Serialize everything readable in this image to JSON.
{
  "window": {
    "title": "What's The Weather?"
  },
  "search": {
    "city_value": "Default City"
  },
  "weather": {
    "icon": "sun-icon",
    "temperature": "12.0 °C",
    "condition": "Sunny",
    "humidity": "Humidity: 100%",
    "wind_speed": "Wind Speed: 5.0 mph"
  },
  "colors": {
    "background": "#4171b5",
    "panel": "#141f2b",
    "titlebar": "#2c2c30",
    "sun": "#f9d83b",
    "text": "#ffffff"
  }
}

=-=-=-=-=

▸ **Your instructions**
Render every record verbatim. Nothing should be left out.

▸ **Response to this exercise**
Serialize everything readable in this image to JSON.
{
  "window": {
    "title": "What's The Weather?"
  },
  "search": {
    "city_value": "Default City"
  },
  "weather": {
    "icon": "sun-icon",
    "temperature": "12.0 °C",
    "condition": "Sunny",
    "humidity": "Humidity: 100%",
    "wind_speed": "Wind Speed: 5.0 mph"
  },
  "colors": {
    "background": "#4171b5",
    "panel": "#141f2b",
    "titlebar": "#2c2c30",
    "sun": "#f9d83b",
    "text": "#ffffff"
  }
}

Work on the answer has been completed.